Although the Supreme Court agreed that text of the ACA is ambiguous, it noted that the ACA’s subsidy provision must be read in a manner “that is compatible with the rest of the law.”

If subsidies were not available in federal Exchanges, the Supreme Court concluded that “it would destabilize the individual insurance market in any State with a Federal Exchange, and likely create the very ‘death spirals’ that Congress designed the Act to avoid.” Also, if the federal government was unable to provide subsidies in states that have FFEs, the Court asserted that several other key ACA provisions would not operate as intended.

For example, the individual mandate “would not apply in a meaningful way, because so many individuals would be exempt from the requirement without the tax credits.” In addition, because the employer shared responsibility penalties are triggered only when an employee receives a premium tax credit, those penalties would not apply in any states where the subsidies were unavailable.

Therefore, according to the Supreme Court, it “stands to reason that Congress meant for those [subsidies] to apply in every state.”

A number of similar lawsuits are still pending in federal courts. These courts are required to follow the Supreme Court’s ruling when issuing their decisions. Therefore, it is expected that the decisions in other cases will be consistent with the Supreme Court’s ruling.

Impact on Employers

While the case was pending, the Obama Administration continued to make federal subsidies available to eligible individuals in all states, including those with FFEs.

On Nov. 7, 2014, the White House posted a statement, mirroring an earlier IRS statement, to confirm that nothing changed for individuals receiving advance payments of the premium tax credit and that tax credits remained available.
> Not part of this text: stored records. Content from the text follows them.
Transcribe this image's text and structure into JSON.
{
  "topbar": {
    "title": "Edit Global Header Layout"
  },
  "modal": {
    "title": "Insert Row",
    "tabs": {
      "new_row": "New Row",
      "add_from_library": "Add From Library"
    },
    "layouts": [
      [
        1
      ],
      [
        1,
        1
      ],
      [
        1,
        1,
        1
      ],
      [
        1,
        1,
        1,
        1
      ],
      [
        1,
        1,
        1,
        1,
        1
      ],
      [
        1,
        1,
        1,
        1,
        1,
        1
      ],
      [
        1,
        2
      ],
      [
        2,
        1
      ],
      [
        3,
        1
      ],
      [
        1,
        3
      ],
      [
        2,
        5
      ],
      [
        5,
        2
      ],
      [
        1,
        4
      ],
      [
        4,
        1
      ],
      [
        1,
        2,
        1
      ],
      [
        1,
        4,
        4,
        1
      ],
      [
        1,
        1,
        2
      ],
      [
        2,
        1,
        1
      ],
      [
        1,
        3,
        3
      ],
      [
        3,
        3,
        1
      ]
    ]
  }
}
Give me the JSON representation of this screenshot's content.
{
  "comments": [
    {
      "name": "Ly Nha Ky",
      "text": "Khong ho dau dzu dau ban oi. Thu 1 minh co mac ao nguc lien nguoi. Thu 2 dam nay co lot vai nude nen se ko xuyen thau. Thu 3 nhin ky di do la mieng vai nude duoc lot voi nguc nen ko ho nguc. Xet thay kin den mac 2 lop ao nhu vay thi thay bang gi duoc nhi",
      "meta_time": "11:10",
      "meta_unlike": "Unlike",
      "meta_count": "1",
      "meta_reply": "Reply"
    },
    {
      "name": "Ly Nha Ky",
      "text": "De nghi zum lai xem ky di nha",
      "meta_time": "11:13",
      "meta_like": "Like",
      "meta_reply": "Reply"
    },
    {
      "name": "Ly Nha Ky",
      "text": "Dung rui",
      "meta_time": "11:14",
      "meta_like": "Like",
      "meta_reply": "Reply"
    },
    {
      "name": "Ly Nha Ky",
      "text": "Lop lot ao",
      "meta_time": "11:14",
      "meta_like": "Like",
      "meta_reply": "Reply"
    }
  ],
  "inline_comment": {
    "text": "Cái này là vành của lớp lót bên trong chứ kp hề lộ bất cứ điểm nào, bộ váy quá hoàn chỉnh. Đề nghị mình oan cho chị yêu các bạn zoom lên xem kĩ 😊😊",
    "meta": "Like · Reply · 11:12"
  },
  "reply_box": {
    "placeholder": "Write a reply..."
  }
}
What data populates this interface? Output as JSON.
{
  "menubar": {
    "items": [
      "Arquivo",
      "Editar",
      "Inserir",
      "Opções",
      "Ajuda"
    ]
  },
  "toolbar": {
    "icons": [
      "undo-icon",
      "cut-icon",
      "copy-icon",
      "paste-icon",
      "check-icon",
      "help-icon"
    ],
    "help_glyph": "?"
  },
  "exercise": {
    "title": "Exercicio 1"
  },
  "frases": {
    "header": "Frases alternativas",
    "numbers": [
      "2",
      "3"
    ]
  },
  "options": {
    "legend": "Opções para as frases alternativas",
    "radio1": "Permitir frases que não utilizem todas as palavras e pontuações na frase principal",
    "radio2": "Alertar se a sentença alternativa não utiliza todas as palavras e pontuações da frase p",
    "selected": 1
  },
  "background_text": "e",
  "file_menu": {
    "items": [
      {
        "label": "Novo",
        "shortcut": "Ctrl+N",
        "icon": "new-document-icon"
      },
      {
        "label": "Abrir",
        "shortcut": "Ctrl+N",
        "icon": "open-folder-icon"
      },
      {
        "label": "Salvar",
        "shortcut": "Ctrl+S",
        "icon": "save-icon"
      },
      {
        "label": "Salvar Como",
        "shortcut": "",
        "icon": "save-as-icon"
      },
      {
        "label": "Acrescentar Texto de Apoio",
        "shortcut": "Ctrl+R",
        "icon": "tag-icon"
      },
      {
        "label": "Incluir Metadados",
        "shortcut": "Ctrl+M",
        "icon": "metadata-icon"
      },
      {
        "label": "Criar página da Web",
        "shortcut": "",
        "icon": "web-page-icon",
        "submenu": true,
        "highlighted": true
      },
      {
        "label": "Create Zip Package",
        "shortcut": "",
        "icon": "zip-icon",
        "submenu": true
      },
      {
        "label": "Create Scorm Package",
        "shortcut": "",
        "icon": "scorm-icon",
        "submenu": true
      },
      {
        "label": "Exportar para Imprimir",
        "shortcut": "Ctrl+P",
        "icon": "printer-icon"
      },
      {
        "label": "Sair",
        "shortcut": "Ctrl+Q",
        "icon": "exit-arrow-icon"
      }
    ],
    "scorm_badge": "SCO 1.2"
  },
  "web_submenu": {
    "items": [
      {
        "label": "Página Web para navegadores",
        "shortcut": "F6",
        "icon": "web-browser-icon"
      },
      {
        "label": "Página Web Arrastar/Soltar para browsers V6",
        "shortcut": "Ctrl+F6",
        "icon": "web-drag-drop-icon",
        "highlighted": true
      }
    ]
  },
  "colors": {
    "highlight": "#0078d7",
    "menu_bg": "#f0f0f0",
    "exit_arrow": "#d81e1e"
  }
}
Because the Supreme Court ruled that ACA subsidies are available in all states, including those with FFEs, eligible individuals in all states may continue to receive subsidies for their Exchange coverage.

A ruling that struck down the availability of subsidies in FFEs would have had significant implications for employers as a result of the ACA’s employer mandate. Under the employer mandate, certain large employers may face penalties if they do not offer coverage to their full-time employees that meets certain requirements. These penalties apply only if an employee receives a subsidy to buy coverage through an Exchange.
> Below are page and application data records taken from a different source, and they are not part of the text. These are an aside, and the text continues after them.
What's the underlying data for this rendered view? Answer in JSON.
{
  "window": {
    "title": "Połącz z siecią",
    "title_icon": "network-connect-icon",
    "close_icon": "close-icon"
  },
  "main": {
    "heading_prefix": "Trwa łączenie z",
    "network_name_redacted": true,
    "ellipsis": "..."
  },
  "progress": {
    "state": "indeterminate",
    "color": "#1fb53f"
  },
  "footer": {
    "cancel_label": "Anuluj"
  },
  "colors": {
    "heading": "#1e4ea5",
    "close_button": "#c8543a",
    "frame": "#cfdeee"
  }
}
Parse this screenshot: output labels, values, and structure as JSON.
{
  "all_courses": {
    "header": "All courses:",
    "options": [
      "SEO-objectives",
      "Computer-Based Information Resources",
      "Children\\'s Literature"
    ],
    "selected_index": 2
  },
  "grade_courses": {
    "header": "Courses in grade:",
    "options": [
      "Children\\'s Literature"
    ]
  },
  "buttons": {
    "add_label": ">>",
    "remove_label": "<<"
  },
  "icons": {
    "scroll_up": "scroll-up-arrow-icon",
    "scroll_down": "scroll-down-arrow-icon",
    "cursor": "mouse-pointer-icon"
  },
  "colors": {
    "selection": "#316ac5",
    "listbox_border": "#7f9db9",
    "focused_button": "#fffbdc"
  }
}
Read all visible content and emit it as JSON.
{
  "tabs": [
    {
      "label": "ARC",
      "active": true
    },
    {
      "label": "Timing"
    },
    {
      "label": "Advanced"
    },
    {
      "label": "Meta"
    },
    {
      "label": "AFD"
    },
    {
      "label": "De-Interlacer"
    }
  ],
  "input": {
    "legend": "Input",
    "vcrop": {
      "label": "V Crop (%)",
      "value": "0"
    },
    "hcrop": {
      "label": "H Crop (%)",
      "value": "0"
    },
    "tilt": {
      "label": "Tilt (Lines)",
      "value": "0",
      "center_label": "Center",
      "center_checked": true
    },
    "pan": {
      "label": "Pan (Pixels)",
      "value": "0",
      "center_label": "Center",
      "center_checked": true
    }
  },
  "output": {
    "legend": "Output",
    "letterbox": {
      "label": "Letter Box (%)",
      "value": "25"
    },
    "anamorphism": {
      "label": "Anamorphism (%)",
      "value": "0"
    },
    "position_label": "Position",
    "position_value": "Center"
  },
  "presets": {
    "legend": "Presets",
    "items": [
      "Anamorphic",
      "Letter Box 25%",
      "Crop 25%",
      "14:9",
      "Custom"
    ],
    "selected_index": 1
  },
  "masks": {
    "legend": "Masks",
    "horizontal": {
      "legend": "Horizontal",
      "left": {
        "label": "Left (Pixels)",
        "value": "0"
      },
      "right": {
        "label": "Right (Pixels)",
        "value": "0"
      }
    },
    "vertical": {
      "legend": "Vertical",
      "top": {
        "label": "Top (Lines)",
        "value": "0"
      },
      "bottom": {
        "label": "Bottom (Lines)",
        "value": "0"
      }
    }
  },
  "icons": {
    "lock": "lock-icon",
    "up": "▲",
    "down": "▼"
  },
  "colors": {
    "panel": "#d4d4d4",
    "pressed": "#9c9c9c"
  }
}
If the subsidies were available only in state-based Exchanges, employers would not be subject to penalties for employees living in states with an FFE. However, because the subsidies remain available in all states, the employer shared responsibility penalties will still apply for employers in all states.

More Information

Please contact Clarke & Company Benefits, LLC for more information on the ACA’s federal subsidies or the employer mandate.